Bullies are everywhere.
Corporations. Governments. Religious institutions. Families. Adults. Children.
People who are supposed to exemplify leadership qualities. Unfortunate as it is, our earliest encounters with them can be as toddlers.
That’s when it started for me, and I’ve experienced it at almost every stage of my life, in one form or another. So, as it is with most challenges in life, the answer or growth lies not in how we avoid it, but rather how we respond to it.
“Bullying is aggressive behavior intended to intimidate or mistreat a perceived weaker person. Bullying is reflected in four forms, including physical bullying, verbal bullying, emotional bullying, and cyberbullying. Bullying is treating another person meanly without regard for their rights or their value.” ~ Deborah Reisdorph
According to an article in Ditch The Label, an anti-bullying website, the reason people get bullied is never, contrary to popular belief, because of the unique characteristics of the person experiencing the bullying.
But, it is common for people who bully to recognize a unique characteristic in someone and to use that as a means to gain power over that person. At the root of the cure is the answer to the question of why bullies need power.
In examining this question, Ditch The Label conducted a study of 8,850 people, and 14 percent of them admitted to having committed an act of bullying.
When asked a series of questions about their lives, the group who had bullied someone had one or more of the following characteristics:
>> They had suffered a stressful or traumatic experience within the previous five years, such as their parents divorcing or the death of a relative.
>> Most of the group who had bullied someone were male. Males are taught, in our culture, to be aggressive and not process emotions in a healthy way. Some compensated for low self-esteem by projecting it onto others through bullying. Some had difficult home lives where they were in unhealthy relationships with their parents, felt rejection, or experienced violent behavior.
>> They may have lacked education about hate speech and why it is not appropriate. They lacked secure relationships and, as a consequence, were more susceptible to peer pressure.
So, how can we deal with bullies? We can avoid them. However, that seems impractical considering the prevalence of bullying and the many forms it takes in our culture. It is also not an approach that will help solve the problem.
In each of the characteristics of bullies identified above, a need can be seen. Healing from trauma, building of self-esteem, acceptance instead of rejection, education, and a sense of security.
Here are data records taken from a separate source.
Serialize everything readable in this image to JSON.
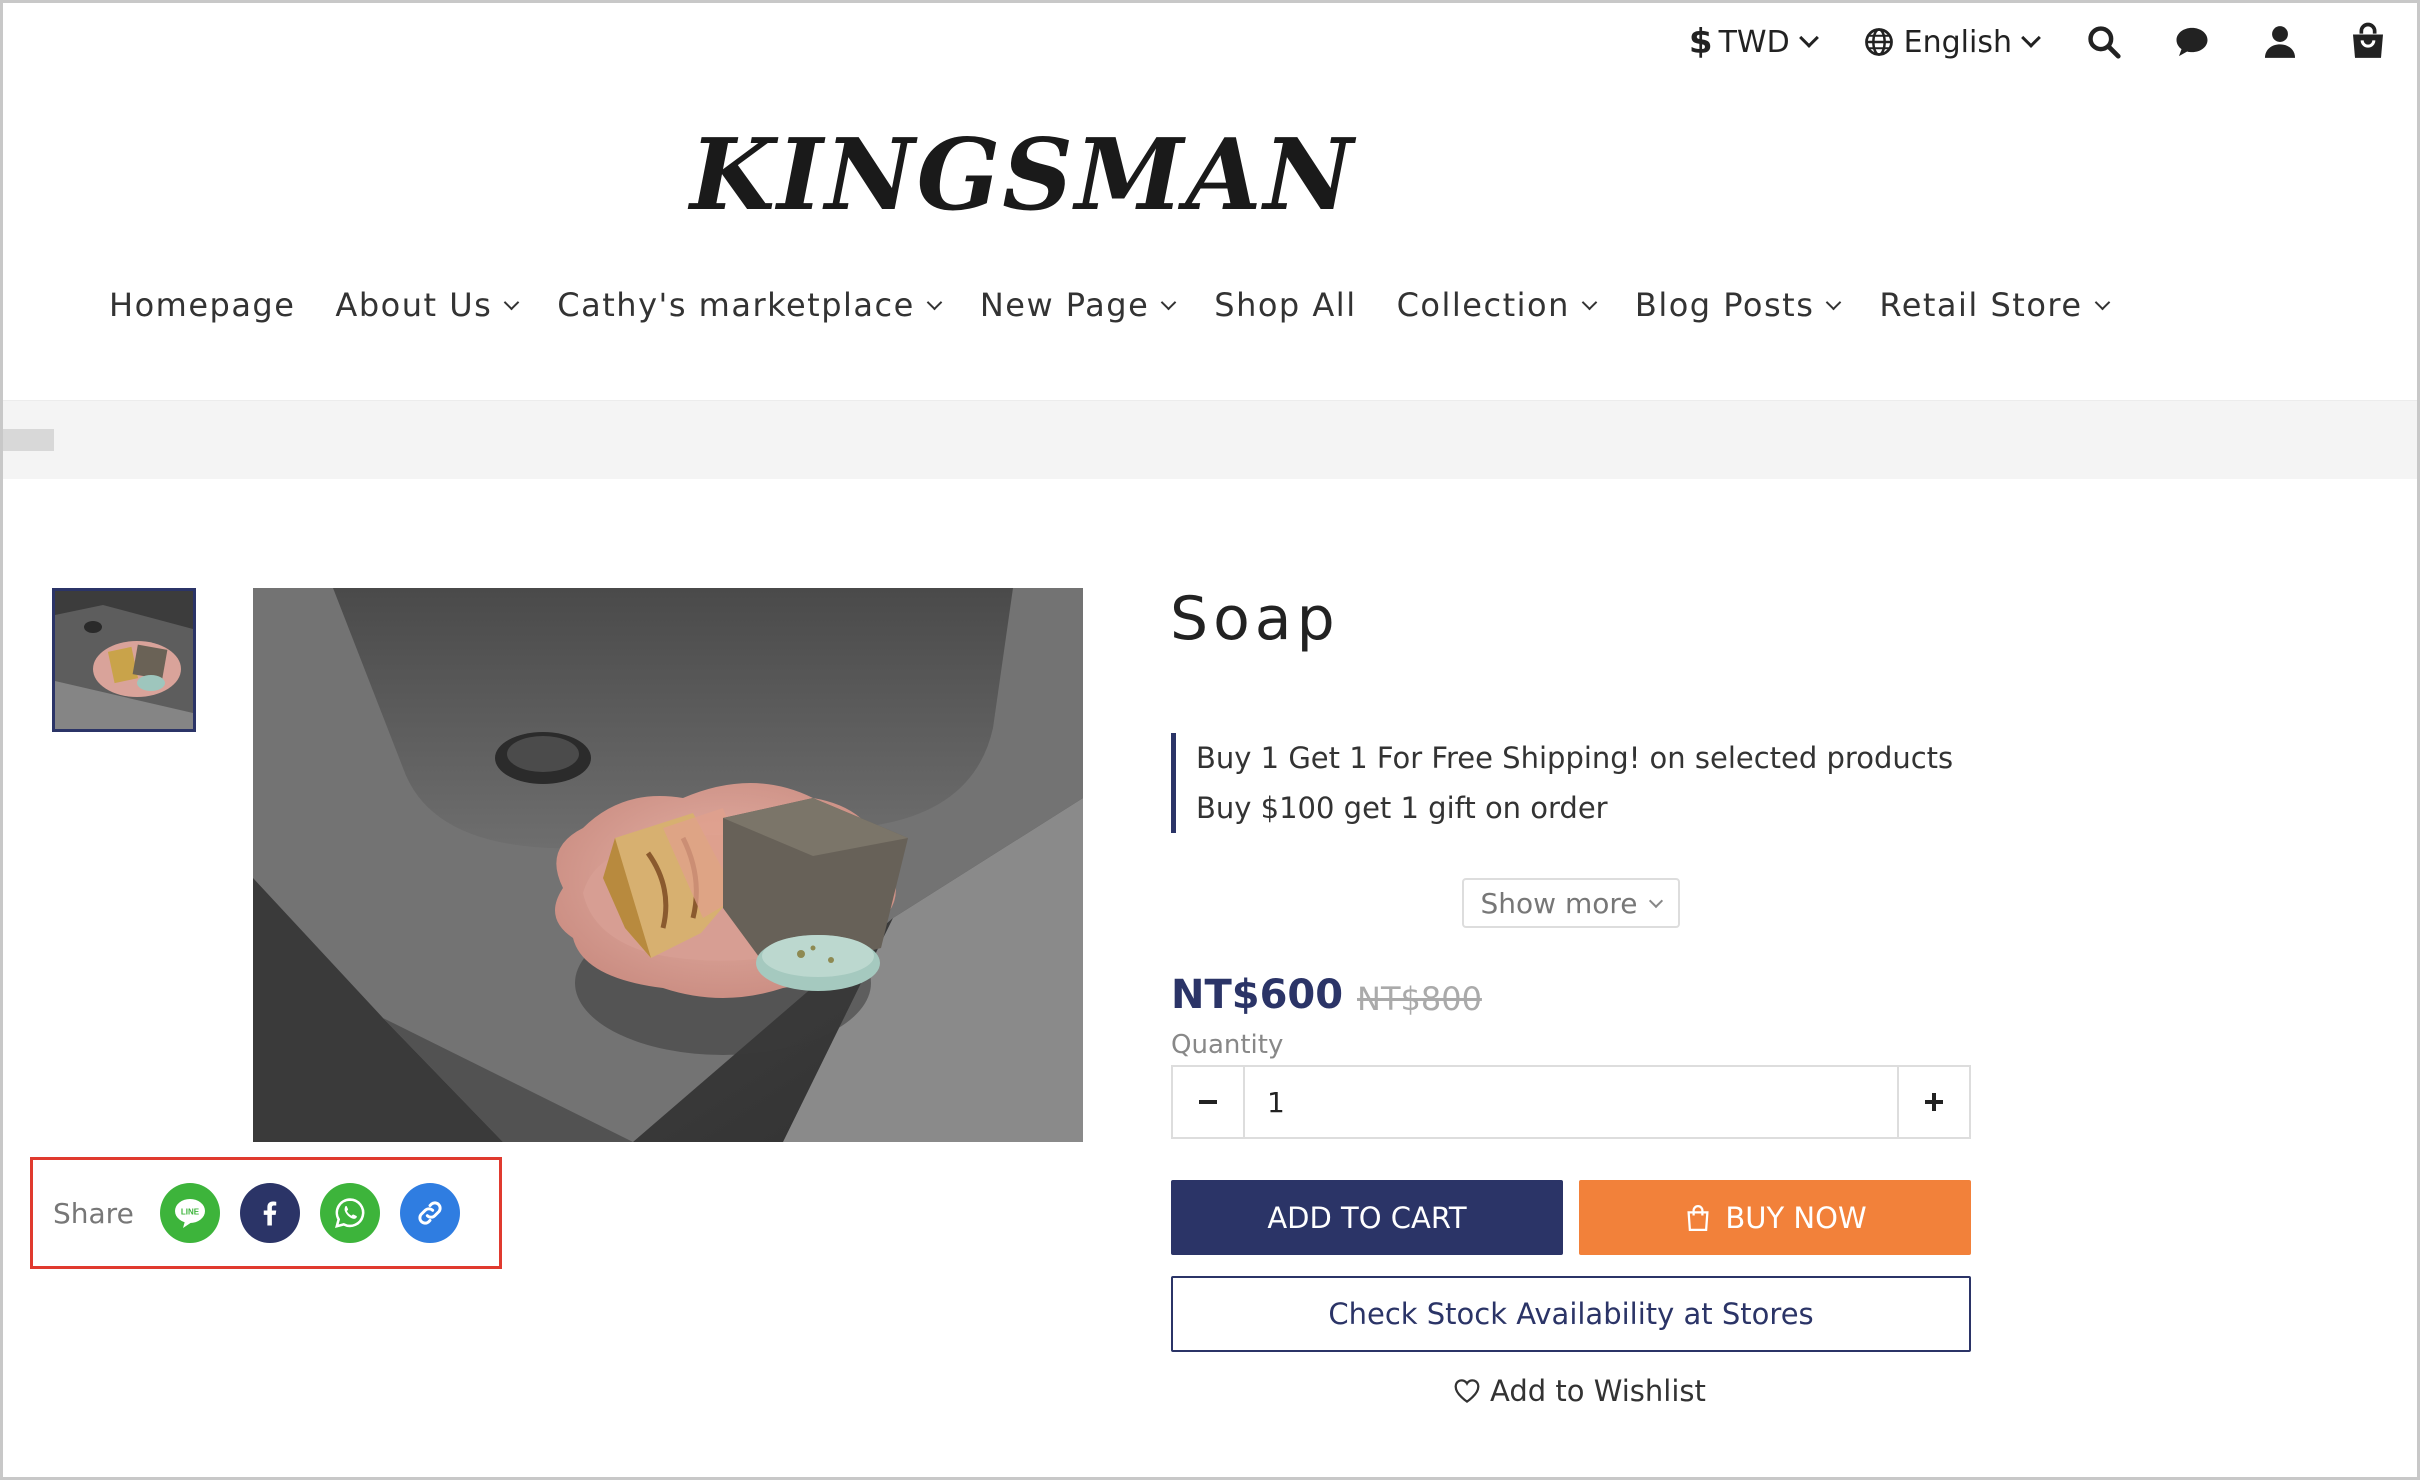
{
  "header": {
    "currency": {
      "symbol": "$",
      "label": "TWD"
    },
    "language": {
      "label": "English"
    },
    "icons": [
      "search-icon",
      "chat-icon",
      "user-icon",
      "cart-icon"
    ]
  },
  "logo": {
    "text": "KINGSMAN"
  },
  "nav": {
    "items": [
      {
        "label": "Homepage",
        "dropdown": false
      },
      {
        "label": "About Us",
        "dropdown": true
      },
      {
        "label": "Cathy's marketplace",
        "dropdown": true
      },
      {
        "label": "New Page",
        "dropdown": true
      },
      {
        "label": "Shop All",
        "dropdown": false
      },
      {
        "label": "Collection",
        "dropdown": true
      },
      {
        "label": "Blog Posts",
        "dropdown": true
      },
      {
        "label": "Retail Store",
        "dropdown": true
      }
    ]
  },
  "product": {
    "title": "Soap",
    "promotions": [
      "Buy 1 Get 1 For Free Shipping! on selected products",
      "Buy $100 get 1 gift on order"
    ],
    "show_more": "Show more",
    "price": "NT$600",
    "original_price": "NT$800",
    "quantity_label": "Quantity",
    "quantity": "1",
    "add_to_cart": "ADD TO CART",
    "buy_now": "BUY NOW",
    "check_stock": "Check Stock Availability at Stores",
    "wishlist": "Add to Wishlist"
  },
  "share": {
    "label": "Share",
    "buttons": [
      {
        "name": "line",
        "color": "#3db43b"
      },
      {
        "name": "facebook",
        "color": "#2b3467"
      },
      {
        "name": "whatsapp",
        "color": "#3db43b"
      },
      {
        "name": "copy-link",
        "color": "#2f7de1"
      }
    ],
    "line_text": "LINE"
  },
  "colors": {
    "accent": "#2b3467",
    "buy_now": "#f2813a",
    "highlight_box": "#e03a2f"
  }
}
“The way of the miracle-worker is to see all human behavior as one
of two things: either love, or a call for love.” ~ Marianne Williamson
How can we be instruments who meet the call to love the seemingly unlovable?
Most of us will not have the specific training or expertise to guide us through the process of behavioral modification. What we all have access to, however, is a well of love and compassion from which to draw and give to others.
Martin Luther King Jr., a man who certainly experienced bullying in a very real way, offered this insight:
“Love is the only force capable of transforming an enemy into a friend. We never get rid of an enemy by meeting hate with hate; we get rid of an enemy by getting rid of enmity. By its very nature, love creates and builds up. Love transforms with redemptive power. Darkness cannot drive out darkness; only light can do that. Hate cannot drive out hate; only love can do that.”
I’ve not known very many people who ultimately rejected love. Some may take longer to receive it, but most ultimately will and those who do will be changed for the better. Love is transformative.
As idealistic as it may seem, I’m choosing to believe we can love away bullying. It will be difficult, and it will require a lot of patience and compassion.
Maybe a mantra from pop-rock culture will help keep us motivated:
“The power of love is a curious thing
Make a one man weep, make another man sing
Change a hawk to a little white dove
More than a feeling, that’s the power of love” ~ Huey Lewis & the News